[38] Mwamlangala, D. (2015) Challenges of the Open Educational Resources: A Comparative Study between Shanghai Open University and the Open University of Tanzania. https://www.oerafrica.org/resource/challenges-open-educational-resources-comparative-study-between-shanghai-open-university
[39] Mtebe, J.S. and Raisamo, R. (2014) Challenges and Instructors’ Intention to Adopt and Use Open Educational Resources in Higher Education in Tanzania. International Review of Research in Open and Distributed Learning, 15, 249-271. https://doi.org/10.19173/irrodl.v15i1.1687
[40] Kothari, C.R. (2014) Research Methodology: Methods and Techniques. 3rd Edition, New Age International (P) Ltd. Publishers, New Delhi.
[41] Maxfield, M., John, S. and Pyszczynski, T. (2014) A Terror Management Perspective on the Role of Death-Related Anxiety in Psychological Dysfunction. Humanistic Psychologist, 42, 35-53. https://doi.org/10.1080/08873267.2012.732155
[42] Ader, J., Mellenbergh, G.J., Hand, D.J. and Van, J. (2008) Advising on Research Methods. Johannes van Kessel Pub, Huizen, 1-2.
[43] Wright, C.R. and Reju, S.A. (2012) Developing and Deploying OERs in Sub-Saharan Africa: Building on the Present.

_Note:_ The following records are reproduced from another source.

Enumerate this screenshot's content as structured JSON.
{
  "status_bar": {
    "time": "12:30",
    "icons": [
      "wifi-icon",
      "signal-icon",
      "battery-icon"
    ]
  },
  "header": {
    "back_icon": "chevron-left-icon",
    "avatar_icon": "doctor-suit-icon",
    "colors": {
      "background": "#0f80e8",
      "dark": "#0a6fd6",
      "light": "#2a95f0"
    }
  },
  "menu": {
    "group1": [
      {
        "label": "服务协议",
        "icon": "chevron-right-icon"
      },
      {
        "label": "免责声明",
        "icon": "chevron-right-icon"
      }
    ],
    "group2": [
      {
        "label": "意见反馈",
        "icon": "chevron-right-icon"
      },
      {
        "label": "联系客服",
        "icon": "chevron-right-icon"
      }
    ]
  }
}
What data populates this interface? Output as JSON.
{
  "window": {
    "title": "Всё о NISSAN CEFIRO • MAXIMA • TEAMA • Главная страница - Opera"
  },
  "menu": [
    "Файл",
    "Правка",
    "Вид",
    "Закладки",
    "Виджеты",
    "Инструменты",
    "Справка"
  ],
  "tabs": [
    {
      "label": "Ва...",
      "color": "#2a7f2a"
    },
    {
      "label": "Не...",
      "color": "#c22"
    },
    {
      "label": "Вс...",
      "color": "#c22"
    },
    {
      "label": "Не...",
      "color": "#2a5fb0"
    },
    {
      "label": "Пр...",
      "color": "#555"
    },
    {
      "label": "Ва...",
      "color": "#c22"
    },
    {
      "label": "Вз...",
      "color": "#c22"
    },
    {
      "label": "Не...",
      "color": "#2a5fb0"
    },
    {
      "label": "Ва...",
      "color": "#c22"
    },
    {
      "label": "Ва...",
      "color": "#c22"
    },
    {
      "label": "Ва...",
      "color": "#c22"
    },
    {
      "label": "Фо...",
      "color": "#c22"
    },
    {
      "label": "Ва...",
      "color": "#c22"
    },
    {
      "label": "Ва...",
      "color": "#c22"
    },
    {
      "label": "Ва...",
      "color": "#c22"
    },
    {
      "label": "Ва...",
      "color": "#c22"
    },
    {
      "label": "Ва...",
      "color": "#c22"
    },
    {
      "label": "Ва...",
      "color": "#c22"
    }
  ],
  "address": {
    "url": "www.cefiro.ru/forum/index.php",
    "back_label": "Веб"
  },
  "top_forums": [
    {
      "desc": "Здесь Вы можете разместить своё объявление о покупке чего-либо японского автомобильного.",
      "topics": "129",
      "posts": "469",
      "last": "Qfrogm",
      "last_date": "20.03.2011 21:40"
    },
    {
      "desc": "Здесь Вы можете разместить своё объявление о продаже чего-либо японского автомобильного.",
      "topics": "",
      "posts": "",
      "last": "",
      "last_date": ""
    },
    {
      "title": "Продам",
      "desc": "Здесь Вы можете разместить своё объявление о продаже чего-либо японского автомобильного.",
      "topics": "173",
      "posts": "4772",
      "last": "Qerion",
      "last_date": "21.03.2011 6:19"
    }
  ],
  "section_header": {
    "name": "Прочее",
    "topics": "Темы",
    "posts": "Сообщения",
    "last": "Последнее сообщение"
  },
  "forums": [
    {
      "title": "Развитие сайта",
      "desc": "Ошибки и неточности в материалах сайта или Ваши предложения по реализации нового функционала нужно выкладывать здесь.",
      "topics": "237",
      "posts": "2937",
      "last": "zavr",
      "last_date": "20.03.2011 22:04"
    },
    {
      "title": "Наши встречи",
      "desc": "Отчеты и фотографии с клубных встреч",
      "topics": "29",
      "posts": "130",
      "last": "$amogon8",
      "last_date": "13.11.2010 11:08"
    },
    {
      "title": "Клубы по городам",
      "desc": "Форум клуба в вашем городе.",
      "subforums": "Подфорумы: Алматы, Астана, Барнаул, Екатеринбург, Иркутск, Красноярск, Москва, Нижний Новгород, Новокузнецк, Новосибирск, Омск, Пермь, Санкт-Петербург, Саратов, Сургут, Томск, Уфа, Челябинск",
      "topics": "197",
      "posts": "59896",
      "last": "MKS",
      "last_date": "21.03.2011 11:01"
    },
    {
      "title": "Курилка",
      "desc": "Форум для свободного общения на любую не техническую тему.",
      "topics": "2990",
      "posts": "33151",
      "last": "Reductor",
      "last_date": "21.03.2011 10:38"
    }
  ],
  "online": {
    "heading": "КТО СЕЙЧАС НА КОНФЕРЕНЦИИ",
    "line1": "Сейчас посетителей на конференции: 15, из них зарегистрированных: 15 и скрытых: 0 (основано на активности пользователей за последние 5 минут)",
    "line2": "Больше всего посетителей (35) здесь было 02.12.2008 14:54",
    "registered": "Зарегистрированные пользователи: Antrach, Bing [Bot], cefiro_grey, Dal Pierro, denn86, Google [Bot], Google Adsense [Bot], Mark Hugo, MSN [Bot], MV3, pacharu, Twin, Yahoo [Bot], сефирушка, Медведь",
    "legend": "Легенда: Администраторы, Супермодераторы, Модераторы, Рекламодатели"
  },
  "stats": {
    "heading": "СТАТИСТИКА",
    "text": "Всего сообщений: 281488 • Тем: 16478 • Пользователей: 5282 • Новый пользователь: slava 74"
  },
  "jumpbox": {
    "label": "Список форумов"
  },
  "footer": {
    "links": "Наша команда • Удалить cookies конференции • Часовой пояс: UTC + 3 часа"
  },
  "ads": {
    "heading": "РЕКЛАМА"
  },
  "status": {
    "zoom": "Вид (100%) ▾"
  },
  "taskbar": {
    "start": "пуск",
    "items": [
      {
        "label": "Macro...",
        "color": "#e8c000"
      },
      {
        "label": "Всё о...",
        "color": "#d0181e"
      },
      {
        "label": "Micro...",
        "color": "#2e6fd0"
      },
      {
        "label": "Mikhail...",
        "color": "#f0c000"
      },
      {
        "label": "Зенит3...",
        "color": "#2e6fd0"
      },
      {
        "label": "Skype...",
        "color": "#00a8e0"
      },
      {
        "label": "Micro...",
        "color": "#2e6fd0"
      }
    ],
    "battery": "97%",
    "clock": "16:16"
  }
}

International Review of Research in Open and Distance Learning, 13, 181-220. https://doi.org/10.19173/irrodl.v13i2.1185
[44] Mutwiri, C.M. (2014) Challenges Facing Academic Staff in Adopting Open Access Outlets for Disseminating Research Findings in Selected University Libraries in Kenya.

Copyright © 2023 by authors and Scientific Research Publishing Inc.

Creative Commons License

This work and the related PDF file are licensed under a Creative Commons Attribution 4.0 International License.